“The World’s Greatest Soccer Coach” has had more good moments than bad since leaving the University of Virginia, where his teams collected five NCAA championships, for the cutthroat professional ranks. Bruce Arena won five Major League Soccer titles and led the U.S. National men’s side to the quarterfinals in World Cup 2002, which was/is unprecedented for a country that still doesn’t take the “World’s Game” as seriously as the rest of the planet.

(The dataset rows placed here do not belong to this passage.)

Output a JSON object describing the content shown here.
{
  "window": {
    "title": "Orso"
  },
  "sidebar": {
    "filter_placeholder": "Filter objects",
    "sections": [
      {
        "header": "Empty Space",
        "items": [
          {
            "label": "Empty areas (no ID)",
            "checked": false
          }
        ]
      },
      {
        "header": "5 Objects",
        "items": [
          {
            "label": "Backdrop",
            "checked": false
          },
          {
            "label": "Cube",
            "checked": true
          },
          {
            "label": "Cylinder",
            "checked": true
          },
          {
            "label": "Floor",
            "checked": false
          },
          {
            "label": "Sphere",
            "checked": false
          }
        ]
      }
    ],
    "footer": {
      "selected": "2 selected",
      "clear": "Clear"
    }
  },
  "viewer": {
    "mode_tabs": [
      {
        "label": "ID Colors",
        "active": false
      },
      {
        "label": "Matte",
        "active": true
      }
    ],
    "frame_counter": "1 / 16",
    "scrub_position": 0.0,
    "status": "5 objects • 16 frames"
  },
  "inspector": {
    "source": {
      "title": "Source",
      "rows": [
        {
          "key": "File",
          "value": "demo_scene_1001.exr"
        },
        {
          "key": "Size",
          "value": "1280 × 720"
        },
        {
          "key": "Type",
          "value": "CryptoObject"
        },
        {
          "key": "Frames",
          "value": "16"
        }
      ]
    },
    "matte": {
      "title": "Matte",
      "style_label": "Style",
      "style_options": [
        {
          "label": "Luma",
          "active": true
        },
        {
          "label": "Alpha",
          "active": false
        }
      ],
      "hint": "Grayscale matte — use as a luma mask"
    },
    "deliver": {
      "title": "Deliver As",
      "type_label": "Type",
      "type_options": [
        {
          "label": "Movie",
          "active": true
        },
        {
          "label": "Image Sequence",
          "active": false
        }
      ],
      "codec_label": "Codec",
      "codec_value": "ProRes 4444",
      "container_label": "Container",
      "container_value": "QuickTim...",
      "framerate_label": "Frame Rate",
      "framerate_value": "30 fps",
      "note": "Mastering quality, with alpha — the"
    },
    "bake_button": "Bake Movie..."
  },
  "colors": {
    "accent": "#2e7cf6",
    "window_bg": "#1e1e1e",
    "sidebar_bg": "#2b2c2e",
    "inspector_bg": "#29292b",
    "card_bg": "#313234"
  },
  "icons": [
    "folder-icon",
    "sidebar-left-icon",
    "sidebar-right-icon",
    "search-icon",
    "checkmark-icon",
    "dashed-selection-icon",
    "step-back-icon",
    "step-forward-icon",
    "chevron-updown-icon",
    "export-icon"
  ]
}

Although he welcomed the challenge, he says, stepping in at the last minute to coach the national team in its quest to qualify for World Cup 2018, it’s doubtful anyone — including Arena — thought it would come to this. On Oct. 10, 2017, needing no worse than a tie at Trinidad and Tobago in their final qualifier, the Americans lost 2-1 and failed to make the Cup field for the first time in the last eight tries. As it turned out, a first-half own goal did in the USA against the division’s worst side. From the soccer media’s perspective, this was apocalyptic. Sports Illustrated call it “the most embarrassing night in U.S. Soccer history.”
Naturally, fingers were pointed at Arena, who resigned the next day. So why take the job, when it wasn’t your team? “It was the next challenge,” he said in a recent interview. “I don’t regret that at all.”

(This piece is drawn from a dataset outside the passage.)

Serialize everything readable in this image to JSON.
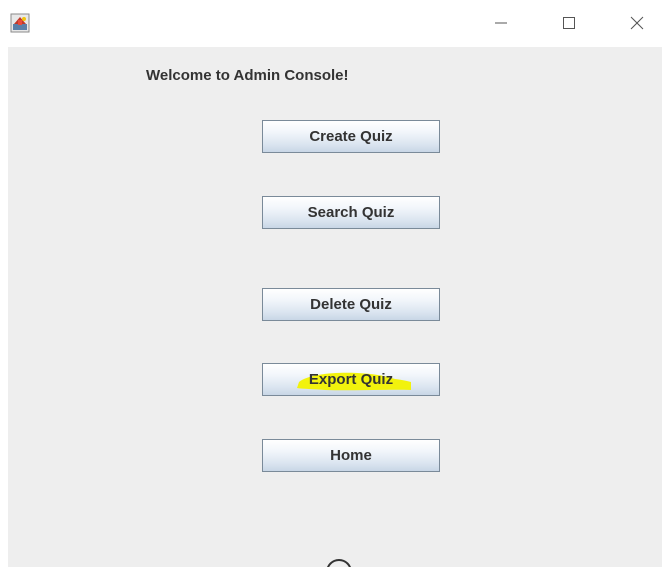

So he took a big-time roasting, so what? “You know the reality in sports, especially on the professional level: You prepare a team, and the players have to respond,”Arena said. “We had a bunch of guys who didn’t respond that day — and we were a little unlucky, too. Listen, I’ve never taken full credit for winning games, and I don’t take full blame for losing them, either. The players play a pretty big role in sports, don’t you think?”
He’s 69 years old, running the MLS New England Revolution for the Kraft Family and making a lot of money. It seems like forever ago that he was coaching at Virginia (1978-95). “The greatest time of my life,” Arena said.

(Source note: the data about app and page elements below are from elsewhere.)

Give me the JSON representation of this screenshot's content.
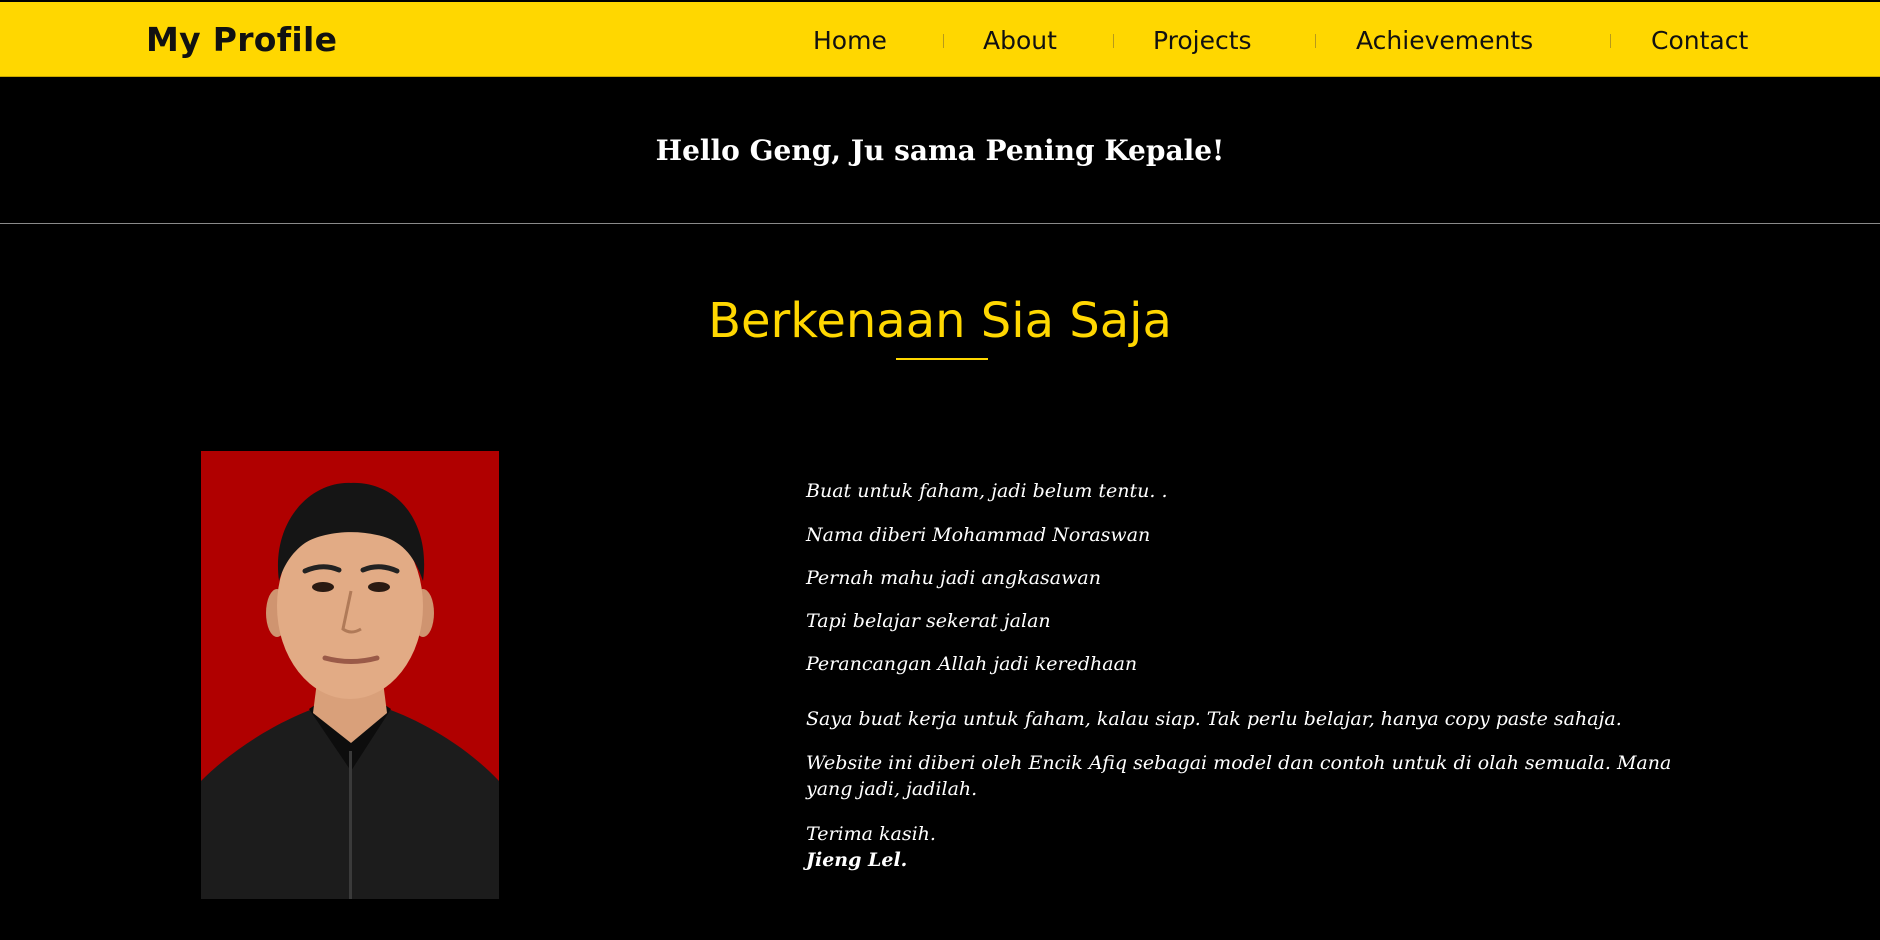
{
  "navbar": {
    "brand": "My Profile",
    "items": [
      {
        "label": "Home"
      },
      {
        "label": "About"
      },
      {
        "label": "Projects"
      },
      {
        "label": "Achievements"
      },
      {
        "label": "Contact"
      }
    ]
  },
  "hero": {
    "greeting": "Hello Geng, Ju sama Pening Kepale!"
  },
  "about": {
    "title": "Berkenaan Sia Saja",
    "lines": [
      "Buat untuk faham, jadi belum tentu. .",
      "Nama diberi Mohammad Noraswan",
      "Pernah mahu jadi angkasawan",
      "Tapi belajar sekerat jalan",
      "Perancangan Allah jadi keredhaan"
    ],
    "paragraph_1": "Saya buat kerja untuk faham, kalau siap. Tak perlu belajar, hanya copy paste sahaja.",
    "paragraph_2": "Website ini diberi oleh Encik Afiq sebagai model dan contoh untuk di olah semuala. Mana yang jadi, jadilah.",
    "closing": "Terima kasih.",
    "signature": "Jieng Lel."
  },
  "theme": {
    "accent": "#ffd700",
    "background": "#000000",
    "photo_background": "#b00000"
  }
}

Regrets, like worrying, are a waste of time. But, there are two sports folk I wish I had interviewed that, given the opportunity, I put off until it was too late. One was “Red” Barber, rated No. 1 on my list of all-time best sportscasters. He was doing a weekly show for public radio in Florida when the station sent an invitation to interview him not that long before he died in 1992 at age 84. The other on my now-impossible wish list was Aloysisus Martin Thesz.
Lou Thesz was more than a great pro wrestler, who was considered a world champion three times for a record 10 years, three months and nine days. Or, for his longevity in a tough if make-believe sport. Having turned pro in 1932, the 6-2, 225-pounder officially retired in 1979 but laced them up a time or two after that before one last hurrah in 1990 at age 74. Only Thesz and Abdullah the Butcher (born Lawrence Robert Shreve Jan. 11, 1941, in Windsor, Ontario, Canada) are recognized as having rassled over seven decades.
What really made Thesz different from the rest of the grunt-and-groan crowd, other than winning 936 matches in a row from 1948 to 1956, was his wrestling ability not to mention his attitude. He was what they call in the business a “shooter,” meaning he tried to make the whole thing as real as possible. Thesz didn’t mind hurting opponents, especially those he didn’t like.
For sure, he didn’t like what modern-day rasslin’ had become since Vince McMahon’s World Wrestling Entertainment became dominant. “It’s choreographed tumbling … with no dignity,” Thesz was quoted as saying. “ I was a wrestler … not a clown.” He spent most of his later life living in Newport News, and I was asked to talk to him but decided to wait. Thesz had moved to Orlando, Fla., when he died in 2002, the result of triple-bypass surgery. He was 86, which was very old for someone in his given profession.
Until next time … when we go short again, hoping to answer the question … whatever happened to One More Broad?
Jerry Lindquist can be reached
by email at email@example.com.